“Inexplicably good karma”—to this, author Lawrence Shainberg attributes a life filled with relationships with legendary writers and renowned Buddhist teachers. In Four Men Shaking he weaves together the narratives of three of those relationships: his literary friendships with Samuel Beckett and Norman Mailer, and his teacher-student relationship with the Japanese Zen master Kyudo Nakagawa Roshi. In Shainberg’s lifelong pursuit of both writing and Zen practice, each of these men represents an important aspect of his experience. The audacious, combative Mailer becomes a symbol in Shainberg’s mind for the Buddhist concept of “form,” while the elusive and self-deprecating Beckett seems to embody an awareness of “emptiness.” Through it all is Nakagawa, the earthy, direct Zen master challenging Shainberg to let go of his endless rumination and accept reality as it is.
“Half DeLillo's Jack Gladney, professor of Hitler studies at College-on-the-Hill, and half Christopher Hitchens, Linchak is a model pundit for a post-9/11 age”— The Village Voice
Walker Linchuk is an aged writer and author of the Complete Series (The Complete Book of Aids, 9/11, Terrorism) whose name has often been discussed as a strong possibility for the Nobel Prize, suffering from a seven month plague of writer’s block that New York Magazine says, “for candor and anguish, surpasses any we have on record.” One morning Linchuk wakes to find a crust in his nose - the “definitive crust of his life” - that awakens him to a new world of desire and enlightenment.

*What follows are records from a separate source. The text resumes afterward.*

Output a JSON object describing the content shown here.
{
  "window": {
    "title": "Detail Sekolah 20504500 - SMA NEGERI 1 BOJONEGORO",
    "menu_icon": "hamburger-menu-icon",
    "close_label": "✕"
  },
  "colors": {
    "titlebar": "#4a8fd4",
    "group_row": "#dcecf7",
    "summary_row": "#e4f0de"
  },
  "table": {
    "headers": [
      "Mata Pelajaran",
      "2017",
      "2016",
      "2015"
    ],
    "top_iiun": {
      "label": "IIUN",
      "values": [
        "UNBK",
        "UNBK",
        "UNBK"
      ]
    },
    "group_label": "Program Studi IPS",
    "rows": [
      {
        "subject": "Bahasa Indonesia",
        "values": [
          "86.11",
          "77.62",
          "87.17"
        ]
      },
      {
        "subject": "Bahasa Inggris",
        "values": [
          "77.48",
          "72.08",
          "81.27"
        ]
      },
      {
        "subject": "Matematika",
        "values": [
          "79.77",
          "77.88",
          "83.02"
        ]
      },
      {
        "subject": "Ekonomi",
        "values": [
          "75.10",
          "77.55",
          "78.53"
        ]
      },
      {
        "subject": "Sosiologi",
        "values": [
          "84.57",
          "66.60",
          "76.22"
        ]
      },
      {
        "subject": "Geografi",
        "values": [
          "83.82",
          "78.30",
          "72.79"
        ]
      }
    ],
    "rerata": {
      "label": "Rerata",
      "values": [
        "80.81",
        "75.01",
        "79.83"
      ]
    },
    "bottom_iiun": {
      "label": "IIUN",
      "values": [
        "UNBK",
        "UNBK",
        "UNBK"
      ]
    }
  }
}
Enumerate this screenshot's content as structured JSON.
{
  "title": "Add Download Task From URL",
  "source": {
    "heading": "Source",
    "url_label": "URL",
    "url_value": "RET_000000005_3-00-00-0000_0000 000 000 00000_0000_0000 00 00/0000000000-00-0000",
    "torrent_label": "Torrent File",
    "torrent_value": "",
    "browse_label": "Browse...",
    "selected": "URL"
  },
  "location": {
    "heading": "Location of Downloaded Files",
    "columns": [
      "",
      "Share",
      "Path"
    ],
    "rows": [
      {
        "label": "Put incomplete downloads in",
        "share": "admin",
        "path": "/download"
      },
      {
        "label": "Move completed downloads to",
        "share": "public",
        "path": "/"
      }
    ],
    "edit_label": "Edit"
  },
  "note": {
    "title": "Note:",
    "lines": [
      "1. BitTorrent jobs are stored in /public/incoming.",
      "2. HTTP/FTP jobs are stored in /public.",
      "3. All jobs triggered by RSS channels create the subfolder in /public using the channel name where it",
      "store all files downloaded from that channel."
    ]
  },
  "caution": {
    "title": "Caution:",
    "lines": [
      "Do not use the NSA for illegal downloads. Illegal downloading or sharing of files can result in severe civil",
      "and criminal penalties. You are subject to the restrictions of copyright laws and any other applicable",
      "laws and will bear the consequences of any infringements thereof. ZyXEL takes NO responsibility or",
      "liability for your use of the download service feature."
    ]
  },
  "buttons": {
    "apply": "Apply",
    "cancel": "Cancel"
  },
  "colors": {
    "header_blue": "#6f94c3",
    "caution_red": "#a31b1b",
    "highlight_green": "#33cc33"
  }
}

Extraction of this “breakthrough crust” leads to further secretion in the form of medical and scientific research into “the habit once called nose-picking,” Linchak’s The Complete Book of Nasalism, a memoir of his breakthrough, an endless succession of heated blog entries, and a flood of email exchanges with friends like George W. Bush, who is so moved by Linchak’s passion for the habit to confess his own on “Larry King Live.”
What ensues is equal parts George Orwell and Christopher Guest, an insightful and hilarious journey through our hyper-technological age.
Seeking help with his basketball game, Shainberg embraced Zen Buddhism in 1951 and was catapulted on a life-long spiritual journey. Alternately comic and reverential, Ambivalent Zen chronicles the rewards and dangers of spiritual ambition and presents a poignant reflection of the experiences faced by many Americans involved in the Zen movement.
Memories of Amnesia
Brain surgeon Izzy Drogin experiences panic, misguided elation and immobility as he suffers symptoms of amnesia, epilepsy and other disorders in what PW termed a “grimly fascinating, frightening and painfully funny novel.”
Lawrence Shainberg spent a year with Dr. James Brockman, the world-famous neurosurgeon known simply as the Boss. The result is a remarkable and penetrating look inside both the private world of the brain surgeon and the shadowy regions of the brain.
An aneurysm ticks like a time bomb… a tumor consumes vital tissue…and the surgeon is confronted by the critical decision. He alone must lift his scalpel and attempt to save a life - and must life with himself and the consequences. Brain Surgeoncaptures the sardonic with, the massive egos, and the unsurpassed surgical skills that set this medical field apart from any other.
Brain Surgeon is a story of power and passion, pressure and pain. But most of all, it is the story of a paradox, of a doctor who can compare brain surgery to looking under the hood of a car and reflect on his proximity to one of the deepest mysteries of the human mind and soul.
One On One
An introspective, 6’9” Jewish pro-basketball player and his first televised game at Madison Square Garden.